The format of an allow rule is as follows:
allow patternPatterns can contain the following characters: 0, 1, 2, 3, 4, 5, 6, 7, 8, 9, . (period), ?, and *. The ? wildcard matches any one character. The * wildcard matches any number of characters, including zero.
allow 206.125.69.*This allow rule matches all IP addresses in the 206.125.69 class C domain.
Host names are NOT permitted in allow and deny rules. The performance cost of looking up IP addresses to find their corresponding names is prohibitive. Since rinetd is a single process server, all other connections would be forced to pause during the address lookup.
rinetd is able to produce a log file in either of two formats: tab-delimited and web server-style "common log format."
By default, rinetd does not produce a log file. To activate logging, add the following line to the configuration file:
logfile /var/log/rinetd.logBy default, rinetd logs in a simple tab-delimited format containing the following information:
Date and time
Bytes received from client
Bytes sent to client
To activate web server-style "common log format" logging, add the following line to the configuration file:
COMMAND LINE OPTIONS
The -c command line option is used to specify an alternate configuration file.
The -h command line option produces a short help message.
The -v command line option displays the version number.
The kill -1 signal (SIGHUP) can be used to cause rinetd
to reload its configuration file without interrupting existing
connections. Under Linux(tm) the process id
is saved in the file
to facilitate the kill -HUP. An alternate
file name can be provided by using the
configuration file option.
The server redirected to is not able to identify the host the
client really came from. This cannot be corrected; however,
the log produced by rinetd provides a way to obtain this
information.
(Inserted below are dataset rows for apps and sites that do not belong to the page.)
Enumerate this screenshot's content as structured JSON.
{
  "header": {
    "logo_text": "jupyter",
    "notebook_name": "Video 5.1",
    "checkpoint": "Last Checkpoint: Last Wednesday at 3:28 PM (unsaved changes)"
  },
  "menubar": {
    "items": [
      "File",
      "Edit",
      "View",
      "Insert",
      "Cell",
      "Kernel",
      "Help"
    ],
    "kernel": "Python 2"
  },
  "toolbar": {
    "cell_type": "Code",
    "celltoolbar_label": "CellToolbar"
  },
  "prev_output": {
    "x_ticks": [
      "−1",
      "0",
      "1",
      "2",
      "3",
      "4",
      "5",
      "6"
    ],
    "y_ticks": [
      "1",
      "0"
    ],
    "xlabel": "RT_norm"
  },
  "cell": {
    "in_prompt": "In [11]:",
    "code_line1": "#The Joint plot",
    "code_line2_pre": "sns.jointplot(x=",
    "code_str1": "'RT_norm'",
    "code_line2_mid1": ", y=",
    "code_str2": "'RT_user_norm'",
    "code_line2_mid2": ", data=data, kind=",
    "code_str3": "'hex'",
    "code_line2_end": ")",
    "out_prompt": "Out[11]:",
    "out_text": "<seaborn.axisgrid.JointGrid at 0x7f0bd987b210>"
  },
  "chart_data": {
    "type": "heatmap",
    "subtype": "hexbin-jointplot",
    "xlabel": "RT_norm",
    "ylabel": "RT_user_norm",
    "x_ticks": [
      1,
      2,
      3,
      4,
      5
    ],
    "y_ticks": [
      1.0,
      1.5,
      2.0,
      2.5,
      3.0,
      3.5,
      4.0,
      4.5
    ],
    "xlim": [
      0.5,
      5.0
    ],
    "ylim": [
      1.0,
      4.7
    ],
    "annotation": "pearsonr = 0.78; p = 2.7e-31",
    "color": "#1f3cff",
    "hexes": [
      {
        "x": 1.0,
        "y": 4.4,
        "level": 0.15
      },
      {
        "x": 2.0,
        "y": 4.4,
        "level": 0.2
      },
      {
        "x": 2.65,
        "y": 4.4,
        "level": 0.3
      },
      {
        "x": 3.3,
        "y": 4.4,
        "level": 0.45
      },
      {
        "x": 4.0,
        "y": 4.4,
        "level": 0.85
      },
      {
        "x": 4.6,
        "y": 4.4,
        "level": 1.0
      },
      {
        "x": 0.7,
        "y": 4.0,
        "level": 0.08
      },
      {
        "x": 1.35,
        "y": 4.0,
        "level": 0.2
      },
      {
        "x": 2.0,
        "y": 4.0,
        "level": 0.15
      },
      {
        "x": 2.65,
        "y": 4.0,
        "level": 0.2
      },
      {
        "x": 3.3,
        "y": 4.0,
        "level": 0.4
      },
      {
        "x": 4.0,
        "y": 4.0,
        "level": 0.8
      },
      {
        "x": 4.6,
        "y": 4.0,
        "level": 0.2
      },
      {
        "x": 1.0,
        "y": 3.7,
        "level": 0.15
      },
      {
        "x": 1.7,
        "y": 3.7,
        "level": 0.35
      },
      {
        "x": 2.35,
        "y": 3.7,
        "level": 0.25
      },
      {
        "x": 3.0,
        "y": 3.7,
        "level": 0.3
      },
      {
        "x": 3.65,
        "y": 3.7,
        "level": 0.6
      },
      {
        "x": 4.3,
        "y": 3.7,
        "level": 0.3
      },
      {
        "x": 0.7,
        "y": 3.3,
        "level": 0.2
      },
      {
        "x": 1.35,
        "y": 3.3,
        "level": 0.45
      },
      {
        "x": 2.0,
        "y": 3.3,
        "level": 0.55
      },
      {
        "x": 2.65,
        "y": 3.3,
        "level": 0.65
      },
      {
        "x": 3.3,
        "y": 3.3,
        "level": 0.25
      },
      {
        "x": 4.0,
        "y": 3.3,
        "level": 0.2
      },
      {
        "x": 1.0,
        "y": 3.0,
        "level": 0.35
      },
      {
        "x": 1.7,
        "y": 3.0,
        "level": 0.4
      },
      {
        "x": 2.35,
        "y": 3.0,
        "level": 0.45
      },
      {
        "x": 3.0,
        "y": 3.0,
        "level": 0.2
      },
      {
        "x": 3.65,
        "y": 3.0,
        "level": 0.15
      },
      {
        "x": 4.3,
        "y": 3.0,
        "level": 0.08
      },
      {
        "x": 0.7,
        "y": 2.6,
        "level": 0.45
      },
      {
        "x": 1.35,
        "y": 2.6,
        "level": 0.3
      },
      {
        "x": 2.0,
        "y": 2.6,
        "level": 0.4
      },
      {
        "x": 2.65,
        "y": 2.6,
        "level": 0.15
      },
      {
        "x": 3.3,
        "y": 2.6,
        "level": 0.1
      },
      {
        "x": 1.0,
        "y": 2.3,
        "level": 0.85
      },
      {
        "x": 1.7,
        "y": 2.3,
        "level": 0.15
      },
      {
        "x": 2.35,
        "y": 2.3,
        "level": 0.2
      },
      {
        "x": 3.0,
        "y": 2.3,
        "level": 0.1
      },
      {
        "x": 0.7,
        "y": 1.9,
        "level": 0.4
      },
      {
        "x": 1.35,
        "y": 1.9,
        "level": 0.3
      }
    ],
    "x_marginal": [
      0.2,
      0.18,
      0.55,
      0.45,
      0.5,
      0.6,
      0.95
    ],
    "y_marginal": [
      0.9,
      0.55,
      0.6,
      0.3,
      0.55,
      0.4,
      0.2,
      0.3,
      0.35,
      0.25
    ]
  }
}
Under Unix, sockets would theoretically lose data when closed
SO_LINGER turned off, but in Linux this is not the case
(kernel source comments support this belief on my part). On non-Linux Unix
platforms, alternate code which uses a different trick to work around
close() is provided, but this code is untested.
The logging is inadequate. The duration of the connection should be logged.
Thanks are due to Bill Davidsen, Libor Pechachek, Sascha Ziemann, Joel S. Noble, the Apache Group, and many others who have contributed advice, encouragement and/or source code to this and other open software projects.